The opinion of the court was delivered by: SHADUR
MEMORANDUM OPINION AND ORDER
SHADUR, Senior District Judge.
Kenneth Garza ("Garza") initiated this 28 U.S.C. § 2254
Petition for Writ of Habeas Corpus ("Petition") in the United States District Court for the Central District of Illinois. Because Garza's claim of constitutional deprivation stems from a murder conviction in the Circuit Court of Cook County, however, Judge Joe Billy McDade took no action on the Petition other than to enter a May 18, 1998 order transferring the case to this District Court. By random assignment the action has come to this Court's calendar.

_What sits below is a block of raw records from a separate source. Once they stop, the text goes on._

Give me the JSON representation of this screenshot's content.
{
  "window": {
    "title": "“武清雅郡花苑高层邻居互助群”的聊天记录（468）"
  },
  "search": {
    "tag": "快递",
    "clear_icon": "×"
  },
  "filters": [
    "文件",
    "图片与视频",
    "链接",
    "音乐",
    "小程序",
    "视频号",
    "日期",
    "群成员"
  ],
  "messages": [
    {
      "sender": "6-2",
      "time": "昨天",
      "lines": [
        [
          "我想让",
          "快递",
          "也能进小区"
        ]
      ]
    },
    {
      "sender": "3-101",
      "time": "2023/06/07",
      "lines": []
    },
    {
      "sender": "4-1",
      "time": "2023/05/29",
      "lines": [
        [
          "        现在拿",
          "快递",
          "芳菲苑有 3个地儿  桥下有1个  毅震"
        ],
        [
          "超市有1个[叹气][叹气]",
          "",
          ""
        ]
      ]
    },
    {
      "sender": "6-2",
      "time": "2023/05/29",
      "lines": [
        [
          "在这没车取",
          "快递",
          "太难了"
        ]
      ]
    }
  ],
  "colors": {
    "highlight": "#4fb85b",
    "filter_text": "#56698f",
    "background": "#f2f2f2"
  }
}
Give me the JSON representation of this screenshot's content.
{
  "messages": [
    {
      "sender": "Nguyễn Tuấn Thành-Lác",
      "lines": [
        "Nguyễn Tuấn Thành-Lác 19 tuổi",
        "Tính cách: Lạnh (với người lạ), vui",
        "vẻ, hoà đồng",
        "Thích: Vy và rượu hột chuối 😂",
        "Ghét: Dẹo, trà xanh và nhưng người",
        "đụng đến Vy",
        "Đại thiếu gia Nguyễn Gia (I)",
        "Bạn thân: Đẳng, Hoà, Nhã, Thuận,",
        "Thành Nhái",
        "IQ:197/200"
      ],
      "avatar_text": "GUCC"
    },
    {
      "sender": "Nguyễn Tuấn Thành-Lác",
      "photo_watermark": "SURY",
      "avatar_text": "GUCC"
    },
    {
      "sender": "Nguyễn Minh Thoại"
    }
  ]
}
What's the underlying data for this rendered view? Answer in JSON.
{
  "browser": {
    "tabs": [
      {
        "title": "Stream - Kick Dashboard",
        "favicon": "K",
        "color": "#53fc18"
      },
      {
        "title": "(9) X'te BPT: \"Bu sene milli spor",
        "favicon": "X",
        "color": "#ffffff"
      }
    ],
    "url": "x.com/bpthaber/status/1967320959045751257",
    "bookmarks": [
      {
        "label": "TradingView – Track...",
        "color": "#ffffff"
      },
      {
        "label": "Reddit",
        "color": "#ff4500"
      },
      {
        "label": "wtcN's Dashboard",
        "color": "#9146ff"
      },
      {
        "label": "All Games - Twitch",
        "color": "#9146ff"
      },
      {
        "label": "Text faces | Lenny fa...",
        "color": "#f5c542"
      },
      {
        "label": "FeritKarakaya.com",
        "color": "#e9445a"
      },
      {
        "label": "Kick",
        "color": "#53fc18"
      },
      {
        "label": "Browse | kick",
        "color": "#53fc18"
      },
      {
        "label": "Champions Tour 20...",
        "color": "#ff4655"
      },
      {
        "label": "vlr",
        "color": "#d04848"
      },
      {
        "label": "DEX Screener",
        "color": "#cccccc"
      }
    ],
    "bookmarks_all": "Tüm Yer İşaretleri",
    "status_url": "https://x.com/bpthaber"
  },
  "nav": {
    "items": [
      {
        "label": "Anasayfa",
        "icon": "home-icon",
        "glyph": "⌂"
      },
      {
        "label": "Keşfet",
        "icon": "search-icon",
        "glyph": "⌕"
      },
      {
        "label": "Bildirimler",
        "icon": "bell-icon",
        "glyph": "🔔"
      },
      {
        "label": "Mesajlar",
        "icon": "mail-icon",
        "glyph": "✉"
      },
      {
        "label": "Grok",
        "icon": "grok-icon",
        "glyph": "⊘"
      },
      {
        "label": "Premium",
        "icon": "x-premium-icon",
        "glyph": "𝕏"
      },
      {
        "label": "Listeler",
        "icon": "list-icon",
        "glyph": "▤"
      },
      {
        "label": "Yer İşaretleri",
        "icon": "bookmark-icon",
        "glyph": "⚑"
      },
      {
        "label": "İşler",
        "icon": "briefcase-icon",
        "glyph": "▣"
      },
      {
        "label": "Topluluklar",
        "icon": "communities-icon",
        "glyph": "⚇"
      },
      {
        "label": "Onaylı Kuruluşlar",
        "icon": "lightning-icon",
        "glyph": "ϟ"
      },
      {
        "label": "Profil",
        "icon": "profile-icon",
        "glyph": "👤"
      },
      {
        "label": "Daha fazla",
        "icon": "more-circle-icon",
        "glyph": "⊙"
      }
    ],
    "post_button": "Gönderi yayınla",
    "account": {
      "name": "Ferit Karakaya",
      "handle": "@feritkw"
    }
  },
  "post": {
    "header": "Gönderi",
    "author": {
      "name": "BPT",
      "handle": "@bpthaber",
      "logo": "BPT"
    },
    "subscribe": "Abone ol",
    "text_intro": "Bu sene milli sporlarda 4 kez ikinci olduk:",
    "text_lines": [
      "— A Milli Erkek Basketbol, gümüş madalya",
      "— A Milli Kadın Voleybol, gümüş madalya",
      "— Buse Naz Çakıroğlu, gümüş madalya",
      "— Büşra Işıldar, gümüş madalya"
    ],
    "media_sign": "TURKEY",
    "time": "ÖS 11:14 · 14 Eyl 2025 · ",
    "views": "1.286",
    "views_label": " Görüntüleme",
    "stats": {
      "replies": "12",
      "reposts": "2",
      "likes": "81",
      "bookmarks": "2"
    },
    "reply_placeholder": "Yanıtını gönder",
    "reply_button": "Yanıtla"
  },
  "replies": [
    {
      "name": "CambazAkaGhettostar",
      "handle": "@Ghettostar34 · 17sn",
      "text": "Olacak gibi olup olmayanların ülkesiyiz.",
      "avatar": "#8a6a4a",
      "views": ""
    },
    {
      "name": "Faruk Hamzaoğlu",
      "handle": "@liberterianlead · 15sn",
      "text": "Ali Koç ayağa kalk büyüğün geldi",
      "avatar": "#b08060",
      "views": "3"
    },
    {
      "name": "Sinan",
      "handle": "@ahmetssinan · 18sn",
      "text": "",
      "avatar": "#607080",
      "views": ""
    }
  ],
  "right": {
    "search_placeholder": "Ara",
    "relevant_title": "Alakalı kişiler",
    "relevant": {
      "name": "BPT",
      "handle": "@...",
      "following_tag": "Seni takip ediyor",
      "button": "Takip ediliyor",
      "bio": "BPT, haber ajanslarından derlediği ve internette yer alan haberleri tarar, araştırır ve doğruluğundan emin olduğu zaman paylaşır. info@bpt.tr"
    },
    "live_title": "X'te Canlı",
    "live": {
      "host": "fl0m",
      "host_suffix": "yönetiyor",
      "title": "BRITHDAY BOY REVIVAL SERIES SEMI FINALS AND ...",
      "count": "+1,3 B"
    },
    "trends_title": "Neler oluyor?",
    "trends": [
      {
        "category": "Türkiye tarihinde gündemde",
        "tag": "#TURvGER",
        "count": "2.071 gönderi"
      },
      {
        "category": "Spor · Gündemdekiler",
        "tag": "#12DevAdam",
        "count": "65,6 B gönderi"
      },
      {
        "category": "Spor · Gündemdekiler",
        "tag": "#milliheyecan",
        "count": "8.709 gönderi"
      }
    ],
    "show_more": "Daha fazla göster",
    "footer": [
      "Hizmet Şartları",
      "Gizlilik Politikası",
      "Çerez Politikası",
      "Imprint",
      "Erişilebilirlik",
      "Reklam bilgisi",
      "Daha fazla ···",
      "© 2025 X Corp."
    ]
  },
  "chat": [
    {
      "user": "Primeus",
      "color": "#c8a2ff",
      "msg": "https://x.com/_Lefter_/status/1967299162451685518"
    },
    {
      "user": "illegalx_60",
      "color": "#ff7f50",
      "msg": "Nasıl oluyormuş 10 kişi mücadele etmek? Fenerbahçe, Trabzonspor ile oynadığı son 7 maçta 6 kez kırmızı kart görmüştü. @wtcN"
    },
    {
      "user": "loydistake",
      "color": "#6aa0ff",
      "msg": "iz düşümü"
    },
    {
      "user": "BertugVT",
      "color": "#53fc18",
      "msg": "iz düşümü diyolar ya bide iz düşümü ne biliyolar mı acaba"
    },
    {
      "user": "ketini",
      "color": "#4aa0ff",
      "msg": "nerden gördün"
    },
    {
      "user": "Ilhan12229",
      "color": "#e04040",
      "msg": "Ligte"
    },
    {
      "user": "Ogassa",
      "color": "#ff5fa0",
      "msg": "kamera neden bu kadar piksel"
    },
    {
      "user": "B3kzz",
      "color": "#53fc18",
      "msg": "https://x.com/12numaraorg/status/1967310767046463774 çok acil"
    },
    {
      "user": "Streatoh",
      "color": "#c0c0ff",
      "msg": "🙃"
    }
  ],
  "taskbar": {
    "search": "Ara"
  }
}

As it turns out, that trip from the Central District to this Northern District has simply provided a brief delay en route to the swift dismissall of this action, for the Petition is so plainly out of time under Section 2244(d).
Before this opinion turns to the merits, a few words should be said on a threshold matter that Judge McDade did not address pre-transfer. Garza accompanied his Petition with a completed form of Application To Proceed In Forma Pauperis ("Application") and a signed Motion for Appointment of Counsel ("Motion"). It would seem that the Application is really directed at Garza's inability to pay retained counsel, rather than any ability on his part to pay the modest $ 5 filing fee applicable to habeas cases. Both the certificate and the trust fund printout that form part of the Application show Garza to have a current account balance of $ 380.23, obviously far more than ample to cover the required fee.
Accordingly the Application is denied, but to avoid needless procedural steps in that regard this Court grants Garza leave to proceed (thus treating the Petition as currently filed). Garza is instead ordered to pay the $ 5 filing fee on or before June 19, 1998.
Now to the merits. Enacted on April 24, 1996 as part of the Antiterrorism and Effective Death Penalty Act, Section 2244(d)(1) has set a one-year limitation period for federal habeas challenges to state convictions, measured from the latest of four dates. In Garza's case the clearly applicable starting point is "the date on which the judgment became final by the conclusion of direct review..." (Section 2244(d)(1)(A)). That time period is extended by tolling, however, during the pendency of "a properly filed application for State post-conviction or other collateral review..." (Section 2244(d)(2)).
To avoid the possible constitutional infirmity of applying the Section 2244(d)(1) limitations to old convictions--for as to such convictions a literal application of the statute would cut off any habeas petition at all retrospectively-- our Court of Appeals announced in Lindh v. Murphy, 96 F.3d 856, 865-66 (7th Cir. 1996)(en banc) that any petition filed on or before April 23, 1997 would be timely. Although another aspect of Lindh was reversed by the Supreme Court (117 S. Ct. 2059, 138 L. Ed. 2d 481 (1997)), the Seventh Circuit's ruling as to timeliness remains valid.
Here Garza's Petition P2 reflects a conviction date of January 31, 1994 and a sentencing date of March 21, 1994. Petition P9(a) through (c) say correctly that the Illinois Appellate Court affirmed the conviction on December 13, 1995 (that opinion is reported at 276 Ill. App. 3d 659, 658 N.E.2d 1355, 213 Ill. Dec. 334 (1st Dist. 1995)). Although Petition P9(c) does not disclose the date when the Illinois Supreme Court denied leave to appeal, the court record discloses that such denial (reported in table at 166 Ill. 2d 545, 664 N.E.2d 644 (1996)) took place on April 3, 1996.
By the literal terms of Section 2244(d)(1)(A) looked at alone, then, Garza's limitation period would otherwise have ended on April 3, 1997 (one year after the Illinois Supreme Court acted), which date Lindh extended to April 23, 1997. As for the potential extension of the latter date under the tolling provision of Section 2244(d)(2), Petition P11 does not give the filing date of Garza's post-conviction proceeding in the Circuit Court of Cook County, but it does list September 26, 1996 as the date of denial. At most, then, the tolling period would add 5 months and 23 days (April 3, 1996 to September 26, 1996) to the limitations period.
That then means that the outside date for Garza's federal habeas filing could have been no later than October 16, 1997 (5 months and 23 days after April 23, 1997). And that being so, Garza's April 13, 1998 filing in the Central District of Illinois was simply too late to qualify for consideration. In the words of Rule 4 of the Rules Governing Section 2254 Cases in the United States District Courts, "it plainly appears from the face of the petition...that the petitioner is not entitled to relief in the district court." Under that same Rule, summary dismissal is in order, and this Court therefore orders both the Petition and this action dismissed.
Senior United States District Judge